# Exercise goal
Reproduce every record below exactly, with the pictures left out.

[Data provided Boundary: Start]

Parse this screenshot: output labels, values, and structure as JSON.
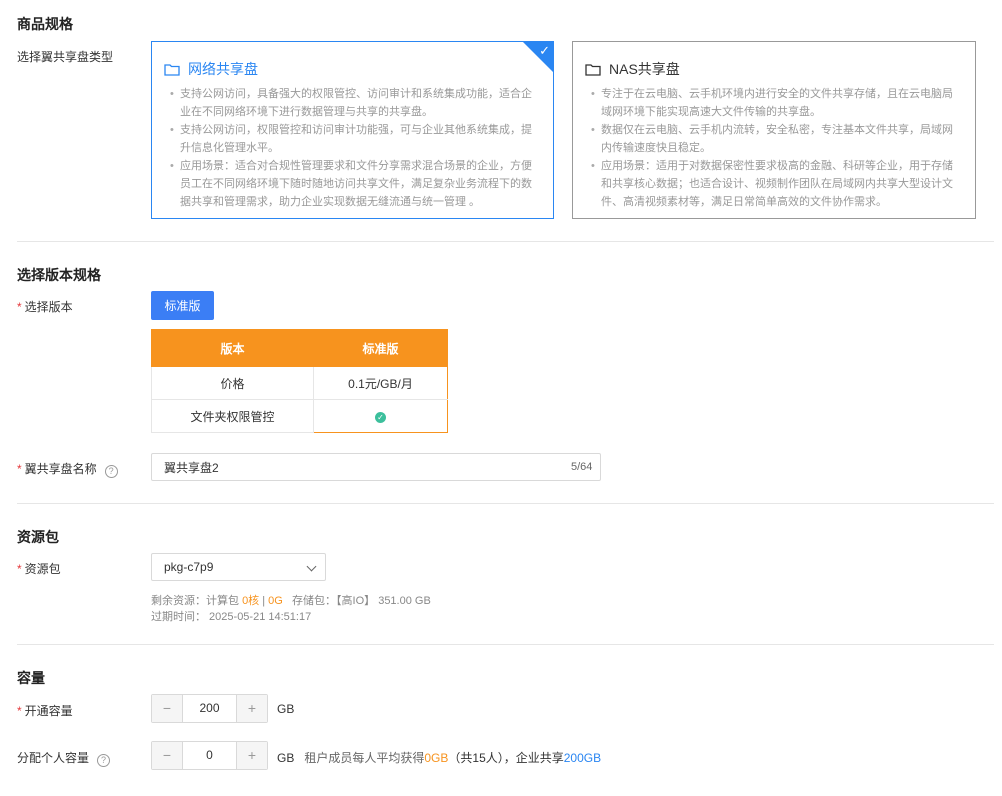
{
  "spec": {
    "title": "商品规格",
    "type_label": "选择翼共享盘类型",
    "cards": [
      {
        "title": "网络共享盘",
        "selected": true,
        "bullets": [
          "支持公网访问，具备强大的权限管控、访问审计和系统集成功能，适合企业在不同网络环境下进行数据管理与共享的共享盘。",
          "支持公网访问，权限管控和访问审计功能强，可与企业其他系统集成，提升信息化管理水平。",
          "应用场景：适合对合规性管理要求和文件分享需求混合场景的企业，方便员工在不同网络环境下随时随地访问共享文件，满足复杂业务流程下的数据共享和管理需求，助力企业实现数据无缝流通与统一管理 。"
        ]
      },
      {
        "title": "NAS共享盘",
        "selected": false,
        "bullets": [
          "专注于在云电脑、云手机环境内进行安全的文件共享存储，且在云电脑局域网环境下能实现高速大文件传输的共享盘。",
          "数据仅在云电脑、云手机内流转，安全私密，专注基本文件共享，局域网内传输速度快且稳定。",
          "应用场景：适用于对数据保密性要求极高的金融、科研等企业，用于存储和共享核心数据；也适合设计、视频制作团队在局域网内共享大型设计文件、高清视频素材等，满足日常简单高效的文件协作需求。"
        ]
      }
    ]
  },
  "version": {
    "title": "选择版本规格",
    "select_label": "选择版本",
    "button": "标准版",
    "table": {
      "headers": [
        "版本",
        "标准版"
      ],
      "rows": [
        [
          "价格",
          "0.1元/GB/月"
        ],
        [
          "文件夹权限管控",
          ""
        ]
      ]
    },
    "name_label": "翼共享盘名称",
    "name_value": "翼共享盘2",
    "name_counter": "5/64"
  },
  "resource": {
    "title": "资源包",
    "label": "资源包",
    "selected": "pkg-c7p9",
    "remain_prefix": "剩余资源：计算包 ",
    "compute_cores": "0核",
    "sep": " | ",
    "compute_g": "0G",
    "storage": "   存储包：【高IO】 351.00 GB",
    "expire": "过期时间： 2025-05-21 14:51:17"
  },
  "capacity": {
    "title": "容量",
    "open_label": "开通容量",
    "open_value": "200",
    "unit": "GB",
    "personal_label": "分配个人容量",
    "personal_value": "0",
    "note_prefix": "租户成员每人平均获得",
    "note_avg": "0GB",
    "note_mid": "（共15人），企业共享",
    "note_shared": "200GB"
  },
  "colors": {
    "accent": "#2a86f2",
    "orange": "#f7931e",
    "required": "#e4393c"
  }
}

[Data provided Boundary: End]

# Written reply
Parse this screenshot: output labels, values, and structure as JSON.
{
  "spec": {
    "title": "商品规格",
    "type_label": "选择翼共享盘类型",
    "cards": [
      {
        "title": "网络共享盘",
        "selected": true,
        "bullets": [
          "支持公网访问，具备强大的权限管控、访问审计和系统集成功能，适合企业在不同网络环境下进行数据管理与共享的共享盘。",
          "支持公网访问，权限管控和访问审计功能强，可与企业其他系统集成，提升信息化管理水平。",
          "应用场景：适合对合规性管理要求和文件分享需求混合场景的企业，方便员工在不同网络环境下随时随地访问共享文件，满足复杂业务流程下的数据共享和管理需求，助力企业实现数据无缝流通与统一管理 。"
        ]
      },
      {
        "title": "NAS共享盘",
        "selected": false,
        "bullets": [
          "专注于在云电脑、云手机环境内进行安全的文件共享存储，且在云电脑局域网环境下能实现高速大文件传输的共享盘。",
          "数据仅在云电脑、云手机内流转，安全私密，专注基本文件共享，局域网内传输速度快且稳定。",
          "应用场景：适用于对数据保密性要求极高的金融、科研等企业，用于存储和共享核心数据；也适合设计、视频制作团队在局域网内共享大型设计文件、高清视频素材等，满足日常简单高效的文件协作需求。"
        ]
      }
    ]
  },
  "version": {
    "title": "选择版本规格",
    "select_label": "选择版本",
    "button": "标准版",
    "table": {
      "headers": [
        "版本",
        "标准版"
      ],
      "rows": [
        [
          "价格",
          "0.1元/GB/月"
        ],
        [
          "文件夹权限管控",
          ""
        ]
      ]
    },
    "name_label": "翼共享盘名称",
    "name_value": "翼共享盘2",
    "name_counter": "5/64"
  },
  "resource": {
    "title": "资源包",
    "label": "资源包",
    "selected": "pkg-c7p9",
    "remain_prefix": "剩余资源：计算包 ",
    "compute_cores": "0核",
    "sep": " | ",
    "compute_g": "0G",
    "storage": "   存储包：【高IO】 351.00 GB",
    "expire": "过期时间： 2025-05-21 14:51:17"
  },
  "capacity": {
    "title": "容量",
    "open_label": "开通容量",
    "open_value": "200",
    "unit": "GB",
    "personal_label": "分配个人容量",
    "personal_value": "0",
    "note_prefix": "租户成员每人平均获得",
    "note_avg": "0GB",
    "note_mid": "（共15人），企业共享",
    "note_shared": "200GB"
  },
  "colors": {
    "accent": "#2a86f2",
    "orange": "#f7931e",
    "required": "#e4393c"
  }
}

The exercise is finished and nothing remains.